Henry Fleischmann awarded prestigious Churchill Scholarship
Computer science and mathematics undergraduate Henry Fleischmann has been selected as a 2023-2024 Churchill Scholar. He is U-M’s most recent recipient of the prestigious Churchill Scholarship, which funds a year of graduate study in mathematics, biological and physical sciences, and engineering at the University of Cambridge.
Established in 1959, the Winston Churchill Foundation was founded by American friends of Churchill, who wanted to fulfill his wish of always having gifted young American graduate students at Churchill College at the University of Cambridge with the goal of advancing science and technology on both sides of the Atlantic, helping to ensure our future prosperity and security. The Churchill Scholarship started in 1963 with three awards and has since grown to 15 awards. It provides funding to American students for a year of Master’s study in science, mathematics, and engineering at the University of Cambridge, based at Churchill College. The Churchill Scholarship has been called the most academically challenging of the UK scholarships.
Fleischmann is a senior studying in Mathematics and Computer Science and plans to pursue an MASt in Mathematics while at Cambridge.
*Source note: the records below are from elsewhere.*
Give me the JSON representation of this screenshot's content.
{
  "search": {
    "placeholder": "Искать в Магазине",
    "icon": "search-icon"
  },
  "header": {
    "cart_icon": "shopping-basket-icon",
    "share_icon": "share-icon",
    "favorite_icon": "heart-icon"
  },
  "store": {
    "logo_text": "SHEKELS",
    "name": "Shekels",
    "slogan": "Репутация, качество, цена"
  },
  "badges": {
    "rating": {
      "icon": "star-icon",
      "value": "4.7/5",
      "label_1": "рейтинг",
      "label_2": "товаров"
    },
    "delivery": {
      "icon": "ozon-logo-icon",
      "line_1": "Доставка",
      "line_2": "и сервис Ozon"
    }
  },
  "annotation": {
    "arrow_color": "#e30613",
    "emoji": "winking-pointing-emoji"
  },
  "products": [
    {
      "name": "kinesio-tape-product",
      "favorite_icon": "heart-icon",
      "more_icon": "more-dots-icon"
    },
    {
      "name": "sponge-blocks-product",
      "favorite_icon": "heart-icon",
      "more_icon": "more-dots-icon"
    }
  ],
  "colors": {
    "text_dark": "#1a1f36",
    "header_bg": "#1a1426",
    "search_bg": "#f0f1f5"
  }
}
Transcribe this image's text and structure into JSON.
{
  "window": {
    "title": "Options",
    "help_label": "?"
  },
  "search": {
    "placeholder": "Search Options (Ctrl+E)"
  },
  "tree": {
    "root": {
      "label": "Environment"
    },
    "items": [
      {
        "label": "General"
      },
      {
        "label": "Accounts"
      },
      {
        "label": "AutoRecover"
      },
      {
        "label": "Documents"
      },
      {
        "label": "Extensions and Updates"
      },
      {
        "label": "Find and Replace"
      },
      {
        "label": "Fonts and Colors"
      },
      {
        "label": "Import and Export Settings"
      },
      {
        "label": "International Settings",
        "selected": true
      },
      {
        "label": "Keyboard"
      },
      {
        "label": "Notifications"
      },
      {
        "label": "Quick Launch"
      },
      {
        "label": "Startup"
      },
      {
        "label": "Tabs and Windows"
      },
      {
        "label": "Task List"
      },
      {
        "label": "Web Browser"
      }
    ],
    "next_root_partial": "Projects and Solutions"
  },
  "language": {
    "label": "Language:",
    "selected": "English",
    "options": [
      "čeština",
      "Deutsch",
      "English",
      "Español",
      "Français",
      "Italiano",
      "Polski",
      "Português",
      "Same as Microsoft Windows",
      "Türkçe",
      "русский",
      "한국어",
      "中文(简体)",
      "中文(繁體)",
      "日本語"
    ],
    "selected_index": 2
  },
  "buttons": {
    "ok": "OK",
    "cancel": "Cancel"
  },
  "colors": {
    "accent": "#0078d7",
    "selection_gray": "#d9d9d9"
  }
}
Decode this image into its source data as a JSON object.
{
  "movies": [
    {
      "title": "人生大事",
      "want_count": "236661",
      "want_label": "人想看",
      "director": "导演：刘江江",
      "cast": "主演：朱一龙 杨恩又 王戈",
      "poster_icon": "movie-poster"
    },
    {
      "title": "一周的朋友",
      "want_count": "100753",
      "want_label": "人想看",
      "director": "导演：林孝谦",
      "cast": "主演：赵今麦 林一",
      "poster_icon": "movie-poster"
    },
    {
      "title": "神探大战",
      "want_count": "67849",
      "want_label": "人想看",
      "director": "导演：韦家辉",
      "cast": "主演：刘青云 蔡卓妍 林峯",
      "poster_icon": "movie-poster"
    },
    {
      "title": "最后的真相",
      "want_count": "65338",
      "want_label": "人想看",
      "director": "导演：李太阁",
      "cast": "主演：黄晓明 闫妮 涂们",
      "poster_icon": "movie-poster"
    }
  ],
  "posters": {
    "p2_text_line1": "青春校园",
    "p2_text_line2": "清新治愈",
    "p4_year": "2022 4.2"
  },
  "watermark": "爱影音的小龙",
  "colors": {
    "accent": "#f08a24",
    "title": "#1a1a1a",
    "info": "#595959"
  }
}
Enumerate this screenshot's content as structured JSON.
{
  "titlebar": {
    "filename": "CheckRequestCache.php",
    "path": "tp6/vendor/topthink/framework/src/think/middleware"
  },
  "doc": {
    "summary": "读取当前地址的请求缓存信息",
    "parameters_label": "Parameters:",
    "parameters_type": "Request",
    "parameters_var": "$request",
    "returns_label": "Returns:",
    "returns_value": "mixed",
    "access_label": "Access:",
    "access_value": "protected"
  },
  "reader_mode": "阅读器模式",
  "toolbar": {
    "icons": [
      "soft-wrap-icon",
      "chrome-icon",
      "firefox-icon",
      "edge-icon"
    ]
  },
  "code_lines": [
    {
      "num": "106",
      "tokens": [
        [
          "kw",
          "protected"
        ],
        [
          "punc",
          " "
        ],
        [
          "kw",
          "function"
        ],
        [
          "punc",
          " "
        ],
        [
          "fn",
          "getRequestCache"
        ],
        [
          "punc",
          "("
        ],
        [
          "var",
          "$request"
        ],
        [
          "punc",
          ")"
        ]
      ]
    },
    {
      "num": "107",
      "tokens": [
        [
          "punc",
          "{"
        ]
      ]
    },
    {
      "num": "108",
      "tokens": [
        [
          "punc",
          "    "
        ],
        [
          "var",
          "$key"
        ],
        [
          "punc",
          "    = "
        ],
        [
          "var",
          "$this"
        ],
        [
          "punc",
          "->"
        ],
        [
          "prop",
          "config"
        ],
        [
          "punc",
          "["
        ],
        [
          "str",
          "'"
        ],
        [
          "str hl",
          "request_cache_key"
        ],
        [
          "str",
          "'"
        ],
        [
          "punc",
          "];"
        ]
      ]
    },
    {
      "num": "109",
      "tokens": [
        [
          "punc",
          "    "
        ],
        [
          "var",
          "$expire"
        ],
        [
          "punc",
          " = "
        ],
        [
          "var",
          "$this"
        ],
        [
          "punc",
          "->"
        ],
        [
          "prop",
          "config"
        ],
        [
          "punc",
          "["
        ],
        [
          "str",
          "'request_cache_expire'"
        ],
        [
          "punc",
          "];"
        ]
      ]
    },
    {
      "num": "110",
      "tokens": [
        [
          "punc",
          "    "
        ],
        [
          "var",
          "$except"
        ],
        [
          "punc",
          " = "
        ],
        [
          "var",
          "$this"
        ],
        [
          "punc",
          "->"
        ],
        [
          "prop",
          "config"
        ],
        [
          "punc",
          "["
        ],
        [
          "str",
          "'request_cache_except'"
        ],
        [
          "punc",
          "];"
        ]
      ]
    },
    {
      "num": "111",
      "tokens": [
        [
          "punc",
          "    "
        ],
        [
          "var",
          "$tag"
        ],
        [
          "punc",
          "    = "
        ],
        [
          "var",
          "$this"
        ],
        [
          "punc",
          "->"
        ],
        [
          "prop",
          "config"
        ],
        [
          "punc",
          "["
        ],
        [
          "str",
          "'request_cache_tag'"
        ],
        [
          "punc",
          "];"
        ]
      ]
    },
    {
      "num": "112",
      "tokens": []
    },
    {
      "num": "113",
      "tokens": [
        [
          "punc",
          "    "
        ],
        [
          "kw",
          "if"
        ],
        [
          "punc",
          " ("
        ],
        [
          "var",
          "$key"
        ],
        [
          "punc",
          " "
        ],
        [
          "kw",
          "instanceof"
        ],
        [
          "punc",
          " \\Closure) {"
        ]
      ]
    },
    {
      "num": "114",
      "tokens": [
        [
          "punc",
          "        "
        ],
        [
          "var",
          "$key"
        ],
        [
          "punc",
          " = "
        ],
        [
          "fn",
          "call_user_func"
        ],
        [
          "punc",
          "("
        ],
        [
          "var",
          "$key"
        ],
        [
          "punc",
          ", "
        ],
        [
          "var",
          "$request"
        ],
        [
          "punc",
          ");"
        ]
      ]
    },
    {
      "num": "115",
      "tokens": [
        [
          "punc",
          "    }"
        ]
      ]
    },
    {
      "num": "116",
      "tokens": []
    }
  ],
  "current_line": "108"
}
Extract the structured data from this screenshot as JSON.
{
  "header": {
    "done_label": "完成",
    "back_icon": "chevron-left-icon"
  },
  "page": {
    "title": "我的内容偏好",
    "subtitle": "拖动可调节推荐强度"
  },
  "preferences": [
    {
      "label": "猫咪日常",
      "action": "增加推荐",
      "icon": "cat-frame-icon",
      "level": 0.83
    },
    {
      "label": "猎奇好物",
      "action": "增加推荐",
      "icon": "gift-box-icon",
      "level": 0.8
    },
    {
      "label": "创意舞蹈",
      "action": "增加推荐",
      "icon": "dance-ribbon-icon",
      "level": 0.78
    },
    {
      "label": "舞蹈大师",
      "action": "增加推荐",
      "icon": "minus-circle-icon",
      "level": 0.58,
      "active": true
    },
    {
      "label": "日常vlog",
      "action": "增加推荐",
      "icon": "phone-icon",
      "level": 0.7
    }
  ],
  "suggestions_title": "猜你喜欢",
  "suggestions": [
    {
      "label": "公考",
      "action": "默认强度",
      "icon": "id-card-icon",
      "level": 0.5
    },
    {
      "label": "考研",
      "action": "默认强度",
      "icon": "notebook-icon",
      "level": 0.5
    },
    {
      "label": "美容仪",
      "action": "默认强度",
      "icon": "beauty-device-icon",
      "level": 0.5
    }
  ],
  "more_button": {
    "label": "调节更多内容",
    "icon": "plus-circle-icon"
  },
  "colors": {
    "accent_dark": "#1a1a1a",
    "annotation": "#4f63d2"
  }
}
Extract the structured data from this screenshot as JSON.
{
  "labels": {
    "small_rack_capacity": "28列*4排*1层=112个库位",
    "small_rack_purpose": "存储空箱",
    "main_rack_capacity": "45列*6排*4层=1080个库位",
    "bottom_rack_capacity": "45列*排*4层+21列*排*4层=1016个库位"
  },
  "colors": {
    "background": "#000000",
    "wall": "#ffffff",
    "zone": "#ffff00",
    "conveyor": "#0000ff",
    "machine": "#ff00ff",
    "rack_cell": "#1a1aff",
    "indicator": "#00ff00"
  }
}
He is particularly interested in combinatorics, algorithms, and complexity theory. As a math and computer science major looking to study theoretical computer science for a career, Henry recognizes the value in strengthening his mathematical background at the University of Cambridge, noting, “the Part III of the Math Tripos is fabled across the world for both the depth and breadth of its content.”
When asked about his award, Henry stated, “I am thrilled to be a Churchill Scholar. My receipt of this award would not be possible without the help of the countless amazing people in my life.”
In addition to his work in the classroom, Fleischmann is a participant in the DIMACS NSF-REU program, SMALL NSF-REU program, and REU in Extremal Graph Theory and Dynamical Systems at the Rochester Institute of Technology. He was also a Policy Analyst for the Center for Local, State, and Urban Policy (CLOSUP) in the Gerald R. Ford School of Public Policy where he worked on shaping redistricting reform. He has four accepted research papers and has several others in various stages of submission and has been named a 2020 Goldwater Scholar, a 2022 Marshall Scholarship alternate, and a 2022 Rhodes finalist.